It was here that the Lord sent his way mentors and friends who saw value in what he had to offer and affirmed his abilities – something he had not experienced growing up.
His years at the call centre allowed him to put into practice the new values he had learnt – discipline, honesty and hard work.
God sent his way friends and former mentors who believed in his transformation and invested in his dream.
And, as he took pride in the work that he was entrusted with, he gained a new sense of accomplishment and purpose.
It invigorated him so much that he decided he would one day start his own social enterprise and call centre, and hire ex-convicts like himself, as well as other groups on the fringes of society.

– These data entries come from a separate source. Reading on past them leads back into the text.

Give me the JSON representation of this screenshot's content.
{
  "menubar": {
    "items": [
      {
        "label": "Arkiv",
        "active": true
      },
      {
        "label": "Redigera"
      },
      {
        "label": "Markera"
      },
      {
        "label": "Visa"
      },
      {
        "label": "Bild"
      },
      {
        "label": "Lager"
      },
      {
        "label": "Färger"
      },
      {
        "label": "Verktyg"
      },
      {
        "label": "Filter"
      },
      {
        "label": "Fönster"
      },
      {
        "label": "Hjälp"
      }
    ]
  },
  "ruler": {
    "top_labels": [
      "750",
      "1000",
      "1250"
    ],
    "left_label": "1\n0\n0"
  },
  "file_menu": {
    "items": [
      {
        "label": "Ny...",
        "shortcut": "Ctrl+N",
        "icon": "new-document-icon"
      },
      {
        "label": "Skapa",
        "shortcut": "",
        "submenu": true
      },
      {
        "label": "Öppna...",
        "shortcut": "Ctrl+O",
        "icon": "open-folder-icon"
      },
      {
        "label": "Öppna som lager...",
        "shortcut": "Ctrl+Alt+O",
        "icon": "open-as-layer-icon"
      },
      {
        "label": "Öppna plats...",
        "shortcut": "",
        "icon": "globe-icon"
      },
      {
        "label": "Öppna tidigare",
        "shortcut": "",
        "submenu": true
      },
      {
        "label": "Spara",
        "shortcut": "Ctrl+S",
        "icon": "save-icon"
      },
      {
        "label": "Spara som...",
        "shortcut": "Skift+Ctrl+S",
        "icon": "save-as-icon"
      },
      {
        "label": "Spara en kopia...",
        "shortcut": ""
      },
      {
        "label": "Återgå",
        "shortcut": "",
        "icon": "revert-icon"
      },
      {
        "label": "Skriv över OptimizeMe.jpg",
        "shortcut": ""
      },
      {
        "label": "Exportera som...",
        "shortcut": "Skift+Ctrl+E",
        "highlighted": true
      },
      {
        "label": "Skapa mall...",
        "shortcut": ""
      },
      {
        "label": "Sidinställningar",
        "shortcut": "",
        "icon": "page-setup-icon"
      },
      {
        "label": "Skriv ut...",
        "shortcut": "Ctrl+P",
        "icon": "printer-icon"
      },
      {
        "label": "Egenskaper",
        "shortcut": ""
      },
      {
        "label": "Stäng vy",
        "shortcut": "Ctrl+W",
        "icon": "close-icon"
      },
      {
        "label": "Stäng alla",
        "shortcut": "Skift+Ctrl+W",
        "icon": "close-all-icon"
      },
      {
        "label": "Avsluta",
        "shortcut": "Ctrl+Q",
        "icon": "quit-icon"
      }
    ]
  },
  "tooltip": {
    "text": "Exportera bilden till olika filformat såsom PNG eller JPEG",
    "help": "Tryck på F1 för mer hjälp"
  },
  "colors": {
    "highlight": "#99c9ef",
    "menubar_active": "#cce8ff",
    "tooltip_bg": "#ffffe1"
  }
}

It was a dream that seemed almost impossible to attain. At the age of 41 when he was released, he was an undischarged bankrupt with only a secondary school education.
But God sent his way friends and former mentors who believed in his transformation and invested in his dream.
“He also went (to jail) and he’s doing well. That touches me. If he can do it, I also can do.”
His wife, too, shared in his vision and gave him her full support, even pawning all the family jewelry to raise the funds.
In 2012, the couple set up Agape Connecting People, with the hope of providing a “Garden of Eden” for employees to flourish and gain confidence.
They built it on Kingdom values, such as integrity, excellence, respect and accountability.
Today it has about 150 employees, who are ex-convicts, people with disabilities and single mothers. It has two offices – one in Tai Seng Avenue and another in the women’s prison in Changi.
For many of Anil’s employees, which he prefers to call colleagues, his success is an emblem of hope.
Ramesh Singh, 50, an ex-offender who has been an operations executive at Agape for six years, said: “Now where is he? He also went in (to jail) and came out, and he’s doing well. That touches me. If he can do it, I also can do,” he said.
In all he does, Anil remembers Psalm 91:1: He who dwells in the shelter of the Most High will abide in the shadow of the Almighty.
He said: “The moment I move out of that umbrella, I’m asking for trouble. But under his shelter, I will always find rest.”
TO READ GITA’S STORY, CLICK HERE:
FOR MORE STORIES OF TRANSFORMATION, READ: